*** Opening Input data ***
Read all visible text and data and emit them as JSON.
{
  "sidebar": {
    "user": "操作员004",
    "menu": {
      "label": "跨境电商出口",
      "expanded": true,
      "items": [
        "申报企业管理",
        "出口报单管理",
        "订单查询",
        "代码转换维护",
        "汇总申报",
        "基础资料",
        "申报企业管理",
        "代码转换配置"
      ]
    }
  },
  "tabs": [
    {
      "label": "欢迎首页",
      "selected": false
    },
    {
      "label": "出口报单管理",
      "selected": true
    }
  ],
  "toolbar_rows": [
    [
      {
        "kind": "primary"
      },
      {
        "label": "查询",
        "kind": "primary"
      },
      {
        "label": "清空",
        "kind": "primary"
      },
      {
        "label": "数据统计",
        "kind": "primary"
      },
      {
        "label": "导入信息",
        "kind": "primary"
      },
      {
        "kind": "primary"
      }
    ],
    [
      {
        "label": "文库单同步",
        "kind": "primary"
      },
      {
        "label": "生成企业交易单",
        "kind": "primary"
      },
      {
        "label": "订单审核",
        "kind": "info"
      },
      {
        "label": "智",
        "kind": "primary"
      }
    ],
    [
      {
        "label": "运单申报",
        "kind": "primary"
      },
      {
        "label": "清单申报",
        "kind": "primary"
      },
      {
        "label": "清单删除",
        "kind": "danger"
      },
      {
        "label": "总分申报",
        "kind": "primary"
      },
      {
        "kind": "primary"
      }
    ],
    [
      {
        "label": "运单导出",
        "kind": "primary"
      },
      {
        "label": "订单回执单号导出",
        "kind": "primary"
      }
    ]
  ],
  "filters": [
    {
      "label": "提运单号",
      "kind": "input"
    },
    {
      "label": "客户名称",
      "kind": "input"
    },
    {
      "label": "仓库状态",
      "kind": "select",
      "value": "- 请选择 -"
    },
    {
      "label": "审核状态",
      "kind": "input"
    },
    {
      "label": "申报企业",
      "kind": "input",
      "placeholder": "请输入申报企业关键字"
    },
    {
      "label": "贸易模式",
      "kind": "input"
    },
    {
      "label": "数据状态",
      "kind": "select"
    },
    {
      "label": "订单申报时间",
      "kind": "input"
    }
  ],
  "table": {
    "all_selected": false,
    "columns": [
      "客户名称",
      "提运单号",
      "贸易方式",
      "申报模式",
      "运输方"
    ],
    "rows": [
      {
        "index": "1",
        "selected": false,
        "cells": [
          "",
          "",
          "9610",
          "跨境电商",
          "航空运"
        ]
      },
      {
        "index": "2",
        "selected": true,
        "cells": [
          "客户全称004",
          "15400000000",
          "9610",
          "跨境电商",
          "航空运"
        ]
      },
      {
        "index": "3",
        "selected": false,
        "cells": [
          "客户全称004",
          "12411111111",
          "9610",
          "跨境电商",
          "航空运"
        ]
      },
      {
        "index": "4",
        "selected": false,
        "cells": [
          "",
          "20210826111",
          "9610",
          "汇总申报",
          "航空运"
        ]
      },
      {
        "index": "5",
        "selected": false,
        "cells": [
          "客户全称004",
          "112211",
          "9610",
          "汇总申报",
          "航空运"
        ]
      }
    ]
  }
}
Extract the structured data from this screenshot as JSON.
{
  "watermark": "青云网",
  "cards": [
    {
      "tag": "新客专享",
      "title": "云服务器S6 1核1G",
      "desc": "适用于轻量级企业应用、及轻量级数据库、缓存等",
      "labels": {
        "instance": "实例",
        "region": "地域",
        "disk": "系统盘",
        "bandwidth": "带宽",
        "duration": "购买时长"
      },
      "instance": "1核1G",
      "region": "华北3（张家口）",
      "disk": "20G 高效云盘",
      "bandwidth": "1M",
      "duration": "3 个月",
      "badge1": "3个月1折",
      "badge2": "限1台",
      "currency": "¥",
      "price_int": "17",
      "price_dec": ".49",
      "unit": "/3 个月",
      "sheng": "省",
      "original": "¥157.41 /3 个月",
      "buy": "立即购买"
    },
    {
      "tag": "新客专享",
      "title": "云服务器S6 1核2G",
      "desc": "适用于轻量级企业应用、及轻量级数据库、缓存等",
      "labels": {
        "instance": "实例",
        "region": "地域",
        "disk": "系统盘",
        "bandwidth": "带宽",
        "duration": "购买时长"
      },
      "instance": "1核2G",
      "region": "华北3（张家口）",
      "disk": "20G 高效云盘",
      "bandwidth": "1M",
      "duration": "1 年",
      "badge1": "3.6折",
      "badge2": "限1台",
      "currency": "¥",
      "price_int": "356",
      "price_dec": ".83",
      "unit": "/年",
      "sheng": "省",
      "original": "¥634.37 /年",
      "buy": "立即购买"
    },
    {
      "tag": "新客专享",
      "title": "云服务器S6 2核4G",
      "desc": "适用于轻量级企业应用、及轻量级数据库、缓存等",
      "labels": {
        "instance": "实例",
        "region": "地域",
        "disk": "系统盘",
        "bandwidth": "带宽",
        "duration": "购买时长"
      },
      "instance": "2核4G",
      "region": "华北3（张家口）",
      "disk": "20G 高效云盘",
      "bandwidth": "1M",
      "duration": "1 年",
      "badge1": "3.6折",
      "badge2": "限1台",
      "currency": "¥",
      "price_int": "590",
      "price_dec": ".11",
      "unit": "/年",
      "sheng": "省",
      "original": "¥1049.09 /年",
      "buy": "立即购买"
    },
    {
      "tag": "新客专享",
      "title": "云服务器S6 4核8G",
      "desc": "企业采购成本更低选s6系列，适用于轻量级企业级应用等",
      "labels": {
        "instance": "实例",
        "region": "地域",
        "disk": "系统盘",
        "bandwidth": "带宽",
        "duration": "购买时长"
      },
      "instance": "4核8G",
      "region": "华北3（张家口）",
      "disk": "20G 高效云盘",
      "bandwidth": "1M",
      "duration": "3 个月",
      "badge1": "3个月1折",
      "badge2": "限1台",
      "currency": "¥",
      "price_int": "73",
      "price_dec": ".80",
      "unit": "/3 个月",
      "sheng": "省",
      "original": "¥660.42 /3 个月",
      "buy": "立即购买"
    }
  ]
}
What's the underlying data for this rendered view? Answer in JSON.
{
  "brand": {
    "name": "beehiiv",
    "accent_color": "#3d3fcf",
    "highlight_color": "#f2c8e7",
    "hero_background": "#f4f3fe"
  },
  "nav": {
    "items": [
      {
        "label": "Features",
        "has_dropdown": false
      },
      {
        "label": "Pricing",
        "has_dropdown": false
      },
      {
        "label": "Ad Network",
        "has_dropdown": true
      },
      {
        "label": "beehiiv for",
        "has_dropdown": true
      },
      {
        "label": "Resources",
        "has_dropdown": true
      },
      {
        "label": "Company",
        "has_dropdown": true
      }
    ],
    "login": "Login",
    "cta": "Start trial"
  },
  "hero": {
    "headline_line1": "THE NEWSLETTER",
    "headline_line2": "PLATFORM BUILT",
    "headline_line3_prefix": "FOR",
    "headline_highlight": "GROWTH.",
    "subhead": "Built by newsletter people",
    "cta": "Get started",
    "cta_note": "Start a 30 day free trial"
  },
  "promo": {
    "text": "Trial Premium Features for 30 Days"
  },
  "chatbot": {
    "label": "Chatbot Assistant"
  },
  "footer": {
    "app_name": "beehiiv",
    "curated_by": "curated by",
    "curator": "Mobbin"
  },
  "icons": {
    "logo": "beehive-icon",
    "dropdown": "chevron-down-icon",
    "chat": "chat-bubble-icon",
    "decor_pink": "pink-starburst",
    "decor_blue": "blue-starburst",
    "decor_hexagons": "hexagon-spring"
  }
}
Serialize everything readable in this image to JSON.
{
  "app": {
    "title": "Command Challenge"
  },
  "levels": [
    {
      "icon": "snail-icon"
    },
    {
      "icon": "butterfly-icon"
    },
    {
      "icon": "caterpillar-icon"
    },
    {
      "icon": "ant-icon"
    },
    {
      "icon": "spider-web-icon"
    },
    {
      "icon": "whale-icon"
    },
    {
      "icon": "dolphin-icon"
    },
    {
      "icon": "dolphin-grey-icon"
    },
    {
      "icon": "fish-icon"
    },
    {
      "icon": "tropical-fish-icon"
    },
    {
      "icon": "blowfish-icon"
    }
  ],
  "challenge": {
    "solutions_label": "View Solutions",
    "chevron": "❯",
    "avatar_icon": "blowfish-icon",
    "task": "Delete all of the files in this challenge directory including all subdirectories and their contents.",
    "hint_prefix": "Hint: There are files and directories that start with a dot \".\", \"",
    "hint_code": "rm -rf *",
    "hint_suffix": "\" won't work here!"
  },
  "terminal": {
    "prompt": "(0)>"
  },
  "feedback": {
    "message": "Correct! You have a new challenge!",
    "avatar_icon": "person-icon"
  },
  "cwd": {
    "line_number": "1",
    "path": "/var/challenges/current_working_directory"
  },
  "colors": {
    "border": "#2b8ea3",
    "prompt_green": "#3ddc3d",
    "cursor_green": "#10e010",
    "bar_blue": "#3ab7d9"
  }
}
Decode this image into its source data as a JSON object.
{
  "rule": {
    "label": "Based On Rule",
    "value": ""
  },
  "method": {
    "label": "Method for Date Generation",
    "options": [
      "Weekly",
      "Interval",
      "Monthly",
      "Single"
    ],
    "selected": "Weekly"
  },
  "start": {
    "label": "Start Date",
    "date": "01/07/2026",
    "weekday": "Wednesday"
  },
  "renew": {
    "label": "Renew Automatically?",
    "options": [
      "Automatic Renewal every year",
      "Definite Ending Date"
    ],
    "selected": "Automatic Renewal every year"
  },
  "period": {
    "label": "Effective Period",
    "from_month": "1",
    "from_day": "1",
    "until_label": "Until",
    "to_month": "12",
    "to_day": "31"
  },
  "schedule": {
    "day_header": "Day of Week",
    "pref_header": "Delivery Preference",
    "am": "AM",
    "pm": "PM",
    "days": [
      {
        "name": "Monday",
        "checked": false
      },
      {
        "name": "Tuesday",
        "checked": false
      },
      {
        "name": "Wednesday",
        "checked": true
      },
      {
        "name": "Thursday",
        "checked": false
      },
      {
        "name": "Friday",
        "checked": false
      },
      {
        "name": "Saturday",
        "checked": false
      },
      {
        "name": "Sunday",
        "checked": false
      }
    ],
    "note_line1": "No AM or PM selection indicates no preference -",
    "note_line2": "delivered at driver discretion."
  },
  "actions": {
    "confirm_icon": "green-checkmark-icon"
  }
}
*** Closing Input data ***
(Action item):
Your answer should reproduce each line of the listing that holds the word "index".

(Response below):
        "index": "1",
        "index": "2",
        "index": "3",
        "index": "4",
        "index": "5",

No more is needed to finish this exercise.